**What you should do**
Quote every line of the data below as it stands, omitting pictures.

**Provided information**

'''

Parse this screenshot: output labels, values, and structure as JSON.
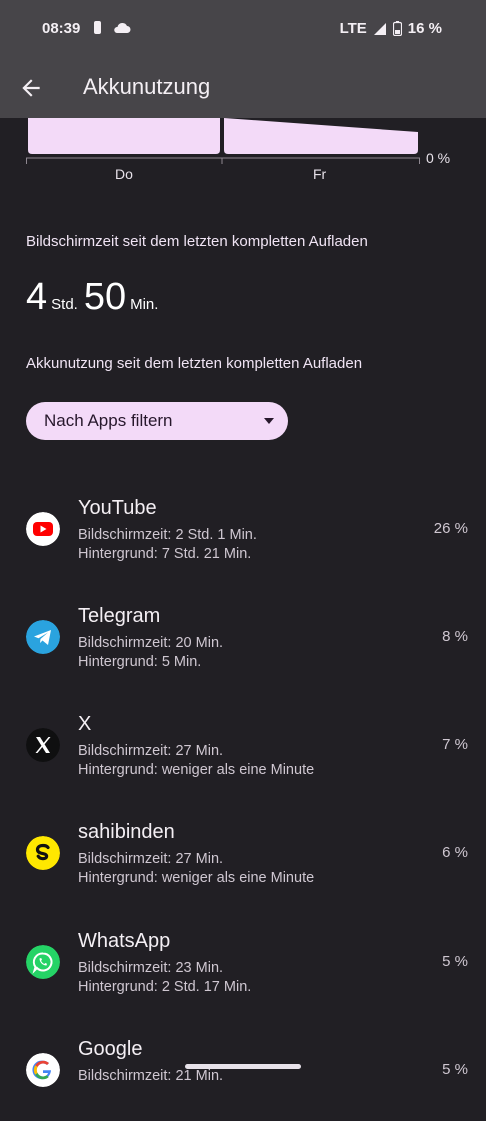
{
  "status": {
    "time": "08:39",
    "network": "LTE",
    "battery": "16 %"
  },
  "header": {
    "title": "Akkunutzung"
  },
  "chart": {
    "days": [
      "Do",
      "Fr"
    ],
    "zero_label": "0 %"
  },
  "screen_time": {
    "label": "Bildschirmzeit seit dem letzten kompletten Aufladen",
    "hours": "4",
    "hours_unit": "Std.",
    "minutes": "50",
    "minutes_unit": "Min."
  },
  "usage": {
    "label": "Akkunutzung seit dem letzten kompletten Aufladen"
  },
  "filter": {
    "label": "Nach Apps filtern"
  },
  "apps": [
    {
      "name": "YouTube",
      "screen": "Bildschirmzeit: 2 Std. 1 Min.",
      "background": "Hintergrund: 7 Std. 21 Min.",
      "percent": "26 %"
    },
    {
      "name": "Telegram",
      "screen": "Bildschirmzeit: 20 Min.",
      "background": "Hintergrund: 5 Min.",
      "percent": "8 %"
    },
    {
      "name": "X",
      "screen": "Bildschirmzeit: 27 Min.",
      "background": "Hintergrund: weniger als eine Minute",
      "percent": "7 %"
    },
    {
      "name": "sahibinden",
      "screen": "Bildschirmzeit: 27 Min.",
      "background": "Hintergrund: weniger als eine Minute",
      "percent": "6 %"
    },
    {
      "name": "WhatsApp",
      "screen": "Bildschirmzeit: 23 Min.",
      "background": "Hintergrund: 2 Std. 17 Min.",
      "percent": "5 %"
    },
    {
      "name": "Google",
      "screen": "Bildschirmzeit: 21 Min.",
      "background": "",
      "percent": "5 %"
    }
  ]
}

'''

**Solution**
Parse this screenshot: output labels, values, and structure as JSON.
{
  "status": {
    "time": "08:39",
    "network": "LTE",
    "battery": "16 %"
  },
  "header": {
    "title": "Akkunutzung"
  },
  "chart": {
    "days": [
      "Do",
      "Fr"
    ],
    "zero_label": "0 %"
  },
  "screen_time": {
    "label": "Bildschirmzeit seit dem letzten kompletten Aufladen",
    "hours": "4",
    "hours_unit": "Std.",
    "minutes": "50",
    "minutes_unit": "Min."
  },
  "usage": {
    "label": "Akkunutzung seit dem letzten kompletten Aufladen"
  },
  "filter": {
    "label": "Nach Apps filtern"
  },
  "apps": [
    {
      "name": "YouTube",
      "screen": "Bildschirmzeit: 2 Std. 1 Min.",
      "background": "Hintergrund: 7 Std. 21 Min.",
      "percent": "26 %"
    },
    {
      "name": "Telegram",
      "screen": "Bildschirmzeit: 20 Min.",
      "background": "Hintergrund: 5 Min.",
      "percent": "8 %"
    },
    {
      "name": "X",
      "screen": "Bildschirmzeit: 27 Min.",
      "background": "Hintergrund: weniger als eine Minute",
      "percent": "7 %"
    },
    {
      "name": "sahibinden",
      "screen": "Bildschirmzeit: 27 Min.",
      "background": "Hintergrund: weniger als eine Minute",
      "percent": "6 %"
    },
    {
      "name": "WhatsApp",
      "screen": "Bildschirmzeit: 23 Min.",
      "background": "Hintergrund: 2 Std. 17 Min.",
      "percent": "5 %"
    },
    {
      "name": "Google",
      "screen": "Bildschirmzeit: 21 Min.",
      "background": "",
      "percent": "5 %"
    }
  ]
}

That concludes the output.